Explore Your Interests Outside of Work

Practicing law also has a very different feel compared with the sporadic schedule of law school. It can be difficult to transition from an hour-long class here and there throughout the day to being at the office from 8 a.m. to 5 p.m. and sometimes even longer. With this schedule, making connections is no longer a lackadaisical task. If you only ever go between work and home, you aren’t likely to make any fruitful connections.

Instead, I suggest turning to your personal interests and hobbies outside of work. What is it you like doing in your free time? What activities help alleviate stress and distract you from the pressures of work? Sometimes these are things we’ve already practiced in law school—working out, being outdoors, reading. However, this could also be something we haven’t had a chance to do, like joining a local board, finding a local interest group, or taking a refreshing community college course. Many times, our communities already have social groups to join; you just need to find them.

Our interests are part of what keeps us grounded but can also be a source for making lasting connections. Finding others that enjoy the same things we do (and who work outside of the law) can be a great way to build lasting relationships within your own community. Challenge yourself to take active steps toward your personal interests and use those opportunities as an outlet for socialization.

Keep in Touch with Former Classmates

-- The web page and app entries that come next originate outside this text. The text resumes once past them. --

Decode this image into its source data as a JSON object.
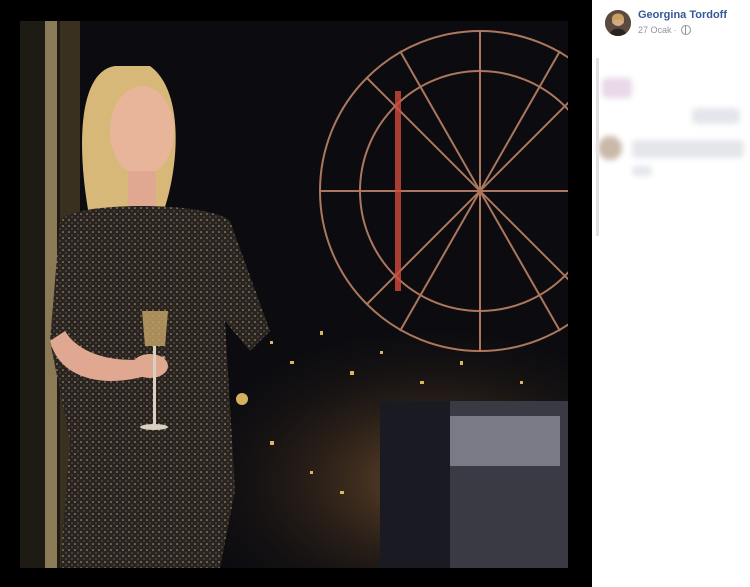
{
  "post": {
    "author_name": "Georgina Tordoff",
    "date": "27 Ocak",
    "separator": "·",
    "privacy_icon": "globe-icon"
  },
  "photo": {
    "subject": "woman-in-sparkly-dress-holding-wine-glass",
    "background": "night-city-view-with-ferris-wheel"
  },
  "colors": {
    "link": "#365899",
    "meta": "#90949c",
    "viewer_bg": "#000000"
  }
}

Staying in touch with our geographically distant friends can feel burdensome. It has become too easy to simply “Like” an Instagram post or reply to a story and be tricked into thinking we are keeping up with our friends. Going beyond that and taking the extra step is invaluable to maintaining the relationships you worked hard to foster.

To keep in touch with your former classmates, I suggest going beyond the “Like” and “Comment” buttons to truly engage with friends that you don’t see every day anymore. Write a postcard. Make a phone call. Invite them to lunch. If you’re passing through town, let them know and make an honest effort to meet up. This can often be one of the hardest things to do consistently, but it often has the highest rewards for both your personal and professional life.

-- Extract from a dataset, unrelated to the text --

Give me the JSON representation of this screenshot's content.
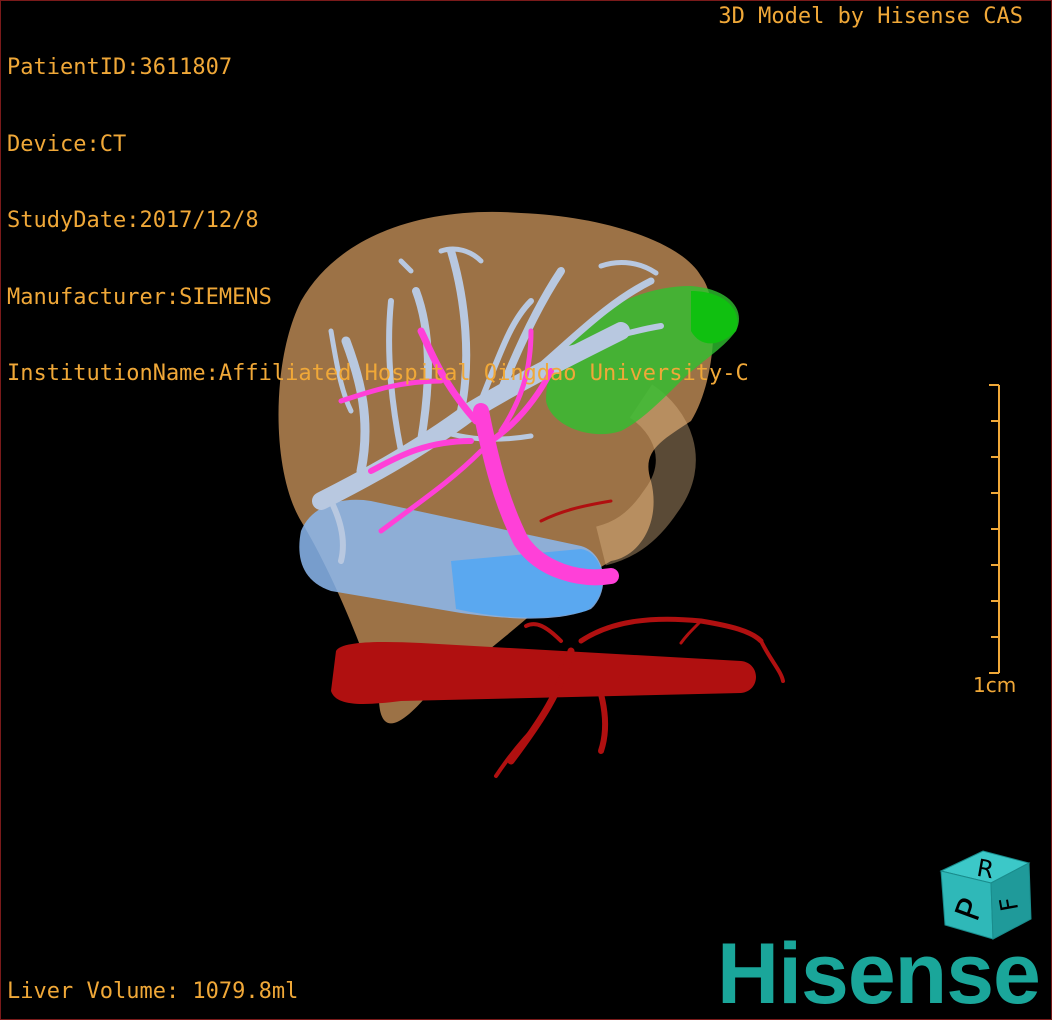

If you’re anything like me, there are a dozen made-up reasons not to make a call: maybe they’re working, it’s close to dinner time, it’s getting late, etc. But, as soon as I convince myself just to make the call, we have some of the best conversations. Whereas colleagues and those outside the legal practice might not relate to our experiences, many of our former classmates are in similar positions starting their new careers. Sharing those stories with each other can highlight that we aren’t alone in our struggle to adapt to professional life and gives a sense of reassurance. Maintaining these relationships should be a priority for those settling into their new roles as attorneys.

A Support System Beyond Your Professional Connections

Although the professional lives we have entered can seem overwhelming and, at times, lonely, by practicing the relationship mindfulness concepts explored above, new lawyers can begin building new relationships while maintaining those developed in school. In doing so, we are building a foundation of connections that may likely lead to future client referrals, job opportunities, and engaging conversations with opposing counsel. Plus, at the end of the day, we all need a support system beyond our professional connections to rely on. I hope these suggestions provide a helpful starting point for new attorneys toward creating and maintaining relationships, and to my former classmates: stay in touch!